There are also safety fears over cyclists – sometimes in very large groups - having to cross the busy A460 road, which runs parallel to the rail route.

The railway and the road both have to be crossed to get between two separate cycle trails which have been developed in recent years to meet a big demand for the sport.

Cycling up Kit Bag Hill in Cannock Chase Credit: ITV Central

Cannock Chase has become one of the best known gathering places in the Midlands.

Brian Emery, who lives in an isolated house close to Moors Gorse, says the number of cyclists has increased dramatically.
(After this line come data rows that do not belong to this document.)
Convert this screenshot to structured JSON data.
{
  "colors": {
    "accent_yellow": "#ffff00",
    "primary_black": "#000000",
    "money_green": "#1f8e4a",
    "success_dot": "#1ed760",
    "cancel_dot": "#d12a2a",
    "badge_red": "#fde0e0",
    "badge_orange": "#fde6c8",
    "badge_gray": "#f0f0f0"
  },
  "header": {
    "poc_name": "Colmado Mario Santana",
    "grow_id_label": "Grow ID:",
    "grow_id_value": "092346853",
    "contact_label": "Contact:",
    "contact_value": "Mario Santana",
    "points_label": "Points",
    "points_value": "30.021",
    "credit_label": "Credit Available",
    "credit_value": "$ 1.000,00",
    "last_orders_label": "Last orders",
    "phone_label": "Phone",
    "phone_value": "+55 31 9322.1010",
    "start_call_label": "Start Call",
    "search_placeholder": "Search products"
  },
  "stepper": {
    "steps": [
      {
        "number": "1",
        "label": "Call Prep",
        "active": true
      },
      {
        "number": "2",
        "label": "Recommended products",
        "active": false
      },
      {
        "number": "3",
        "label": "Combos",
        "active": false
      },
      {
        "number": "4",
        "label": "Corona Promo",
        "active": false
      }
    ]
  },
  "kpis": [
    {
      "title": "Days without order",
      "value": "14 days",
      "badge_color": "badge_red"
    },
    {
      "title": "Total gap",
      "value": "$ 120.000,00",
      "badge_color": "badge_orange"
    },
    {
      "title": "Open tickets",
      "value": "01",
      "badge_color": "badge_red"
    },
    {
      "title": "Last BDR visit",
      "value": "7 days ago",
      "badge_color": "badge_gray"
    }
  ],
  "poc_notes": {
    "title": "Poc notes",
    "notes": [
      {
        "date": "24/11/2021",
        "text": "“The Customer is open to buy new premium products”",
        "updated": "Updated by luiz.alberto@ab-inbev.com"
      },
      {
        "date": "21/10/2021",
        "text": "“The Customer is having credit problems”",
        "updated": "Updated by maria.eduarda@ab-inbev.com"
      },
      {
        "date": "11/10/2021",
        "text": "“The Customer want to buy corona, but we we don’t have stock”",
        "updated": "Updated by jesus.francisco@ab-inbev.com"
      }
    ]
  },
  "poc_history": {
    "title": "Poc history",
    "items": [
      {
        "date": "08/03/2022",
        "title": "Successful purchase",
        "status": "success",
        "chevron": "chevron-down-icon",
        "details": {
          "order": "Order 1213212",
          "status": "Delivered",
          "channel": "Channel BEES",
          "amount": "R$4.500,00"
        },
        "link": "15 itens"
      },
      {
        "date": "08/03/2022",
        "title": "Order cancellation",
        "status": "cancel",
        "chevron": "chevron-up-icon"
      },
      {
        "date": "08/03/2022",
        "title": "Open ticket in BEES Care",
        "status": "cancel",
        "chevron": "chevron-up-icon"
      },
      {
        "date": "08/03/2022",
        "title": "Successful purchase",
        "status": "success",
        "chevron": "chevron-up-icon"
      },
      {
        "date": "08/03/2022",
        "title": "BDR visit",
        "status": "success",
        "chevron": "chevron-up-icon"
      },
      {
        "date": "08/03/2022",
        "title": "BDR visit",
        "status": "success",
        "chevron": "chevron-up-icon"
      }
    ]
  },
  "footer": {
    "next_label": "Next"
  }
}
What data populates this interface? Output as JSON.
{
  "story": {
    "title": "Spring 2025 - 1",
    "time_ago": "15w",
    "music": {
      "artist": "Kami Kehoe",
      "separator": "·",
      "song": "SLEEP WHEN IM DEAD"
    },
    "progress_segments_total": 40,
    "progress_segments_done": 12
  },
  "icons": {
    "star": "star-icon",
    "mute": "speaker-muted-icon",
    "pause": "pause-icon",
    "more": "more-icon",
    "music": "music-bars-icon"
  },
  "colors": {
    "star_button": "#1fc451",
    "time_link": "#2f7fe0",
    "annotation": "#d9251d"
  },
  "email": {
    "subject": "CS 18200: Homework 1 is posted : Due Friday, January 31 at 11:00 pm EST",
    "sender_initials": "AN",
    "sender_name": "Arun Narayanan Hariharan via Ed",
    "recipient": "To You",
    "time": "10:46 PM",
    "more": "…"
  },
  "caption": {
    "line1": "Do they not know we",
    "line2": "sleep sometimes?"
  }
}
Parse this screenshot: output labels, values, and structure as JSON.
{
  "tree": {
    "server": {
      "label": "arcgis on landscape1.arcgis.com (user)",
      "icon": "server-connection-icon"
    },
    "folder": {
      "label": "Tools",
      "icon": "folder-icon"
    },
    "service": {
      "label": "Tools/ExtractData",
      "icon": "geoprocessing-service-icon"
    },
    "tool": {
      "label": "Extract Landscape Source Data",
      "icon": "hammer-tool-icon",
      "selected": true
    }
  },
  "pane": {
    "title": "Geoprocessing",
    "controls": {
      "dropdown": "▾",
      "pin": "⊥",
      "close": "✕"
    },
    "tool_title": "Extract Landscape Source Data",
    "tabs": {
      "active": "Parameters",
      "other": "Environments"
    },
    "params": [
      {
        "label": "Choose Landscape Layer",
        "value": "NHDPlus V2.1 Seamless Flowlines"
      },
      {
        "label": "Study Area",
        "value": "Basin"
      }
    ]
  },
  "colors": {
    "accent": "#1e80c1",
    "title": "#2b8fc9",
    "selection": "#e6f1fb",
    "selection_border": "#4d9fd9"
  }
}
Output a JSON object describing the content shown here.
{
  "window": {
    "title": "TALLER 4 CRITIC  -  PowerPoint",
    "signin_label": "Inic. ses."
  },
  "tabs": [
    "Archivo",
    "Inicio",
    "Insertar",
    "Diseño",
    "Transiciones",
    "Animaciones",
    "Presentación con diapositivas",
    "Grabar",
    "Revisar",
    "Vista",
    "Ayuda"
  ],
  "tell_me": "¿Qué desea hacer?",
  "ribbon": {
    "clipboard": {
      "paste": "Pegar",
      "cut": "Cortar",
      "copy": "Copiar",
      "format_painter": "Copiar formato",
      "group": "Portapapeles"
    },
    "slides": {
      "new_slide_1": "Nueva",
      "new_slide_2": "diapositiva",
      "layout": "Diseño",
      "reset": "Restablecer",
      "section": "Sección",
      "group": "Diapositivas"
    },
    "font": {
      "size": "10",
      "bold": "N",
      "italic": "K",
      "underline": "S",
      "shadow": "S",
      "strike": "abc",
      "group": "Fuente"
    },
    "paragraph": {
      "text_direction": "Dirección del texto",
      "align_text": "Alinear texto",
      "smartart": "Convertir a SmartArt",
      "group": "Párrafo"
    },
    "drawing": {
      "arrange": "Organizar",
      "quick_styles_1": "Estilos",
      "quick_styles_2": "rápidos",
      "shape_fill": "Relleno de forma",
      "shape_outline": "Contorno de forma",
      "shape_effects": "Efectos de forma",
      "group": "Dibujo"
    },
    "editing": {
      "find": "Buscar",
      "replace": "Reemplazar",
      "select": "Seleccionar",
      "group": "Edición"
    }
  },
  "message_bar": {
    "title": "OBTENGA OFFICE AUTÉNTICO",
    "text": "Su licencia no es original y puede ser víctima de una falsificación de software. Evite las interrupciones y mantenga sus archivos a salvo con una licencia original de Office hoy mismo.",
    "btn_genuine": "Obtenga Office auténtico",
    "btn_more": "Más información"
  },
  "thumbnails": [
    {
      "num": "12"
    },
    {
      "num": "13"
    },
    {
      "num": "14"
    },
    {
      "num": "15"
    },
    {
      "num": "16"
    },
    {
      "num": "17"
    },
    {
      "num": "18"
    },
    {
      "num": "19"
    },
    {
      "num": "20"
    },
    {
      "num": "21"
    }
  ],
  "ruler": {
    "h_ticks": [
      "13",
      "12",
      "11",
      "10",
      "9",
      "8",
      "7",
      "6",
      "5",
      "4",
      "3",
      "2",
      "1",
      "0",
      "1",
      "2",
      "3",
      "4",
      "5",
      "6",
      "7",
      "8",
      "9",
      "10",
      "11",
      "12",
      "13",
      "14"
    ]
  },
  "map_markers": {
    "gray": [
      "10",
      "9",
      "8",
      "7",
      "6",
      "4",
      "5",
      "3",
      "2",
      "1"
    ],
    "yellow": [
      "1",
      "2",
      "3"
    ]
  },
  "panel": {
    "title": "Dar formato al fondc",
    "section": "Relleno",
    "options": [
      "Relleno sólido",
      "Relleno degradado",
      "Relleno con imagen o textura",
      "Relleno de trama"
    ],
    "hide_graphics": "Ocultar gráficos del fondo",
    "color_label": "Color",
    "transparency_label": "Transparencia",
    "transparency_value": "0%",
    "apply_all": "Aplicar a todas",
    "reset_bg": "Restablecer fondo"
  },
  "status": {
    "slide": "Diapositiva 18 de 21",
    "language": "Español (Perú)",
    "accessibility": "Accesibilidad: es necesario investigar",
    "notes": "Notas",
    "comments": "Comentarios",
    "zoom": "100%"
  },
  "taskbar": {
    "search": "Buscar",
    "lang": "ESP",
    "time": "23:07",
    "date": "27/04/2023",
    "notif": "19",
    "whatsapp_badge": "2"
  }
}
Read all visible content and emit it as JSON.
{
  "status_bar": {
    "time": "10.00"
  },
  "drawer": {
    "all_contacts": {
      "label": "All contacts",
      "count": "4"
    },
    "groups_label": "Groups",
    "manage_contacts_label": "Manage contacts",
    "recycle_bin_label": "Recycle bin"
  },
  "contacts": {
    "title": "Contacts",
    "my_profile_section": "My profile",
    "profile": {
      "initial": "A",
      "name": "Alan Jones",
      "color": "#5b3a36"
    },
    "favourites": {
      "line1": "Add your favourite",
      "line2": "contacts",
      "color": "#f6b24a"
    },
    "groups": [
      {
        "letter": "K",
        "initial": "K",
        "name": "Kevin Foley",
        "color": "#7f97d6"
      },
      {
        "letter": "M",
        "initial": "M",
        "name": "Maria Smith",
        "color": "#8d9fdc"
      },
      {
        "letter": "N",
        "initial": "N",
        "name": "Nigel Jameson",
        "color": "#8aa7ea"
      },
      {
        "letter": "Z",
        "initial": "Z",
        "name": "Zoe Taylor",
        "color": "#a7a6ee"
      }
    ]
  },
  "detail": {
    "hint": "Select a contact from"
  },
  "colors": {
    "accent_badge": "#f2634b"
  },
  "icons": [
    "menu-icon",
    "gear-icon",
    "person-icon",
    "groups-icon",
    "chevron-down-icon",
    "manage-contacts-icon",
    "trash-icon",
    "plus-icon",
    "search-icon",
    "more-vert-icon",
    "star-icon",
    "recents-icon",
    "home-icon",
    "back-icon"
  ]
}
He says they can often be seen in the middle of the night, using lights on their helmets.

Brian Emery, lives near the Moors Gorse crossing Credit: ITV Central

"It is an accident waiting to happen. And there have already been very, very bad near-misses. I think 84 have been recorded to date with the railway, and there was a person injured on the road the other week. He was hit by a car and had to be hospitalised. In the last two years it has basically changed completely 100 per cent."

– Brian Emery, lives near crossing

There are problems with near-misses at crossings all over the country.

Much of it is due to irresponsible behaviour – with motorists and pedestrians dashing in front of speeding trains.

Because of safety fears, and prompted by recent fatal accidents, Network Rail is now closing hundreds of its crossings.

At Moors Gorse it's come up with a £1.5 million solution. By the end of this year, it hopes to build a metal bridge to carry the cyclists.

This will be a few hundred yards south of the crossings if planning permission is granted.

Artist's drawing of the proposed bridge for cyclists at Moors Gorse crossing Credit: Network Rail

The bridge will be linked by a rough track through nearby woodlands where the felling of some trees has already taken place.

Moors Gorse crossings will then be closed, with access only for a handful of local people who live up Marquis Drive, as well as for forestry workers’ vehicles and emergency services.

Many years ago, Moors Gorse was part of the now-closed Brindley Heath railway station which was used by servicemen and women from RAF Hednesford.

The steep track from the crossings up to the RAF station was known as Kit Bag Hill by many thousands of recruits who had to make their way up and down the notorious hill.

Full report on crossing dangers by Keith Wilkinson: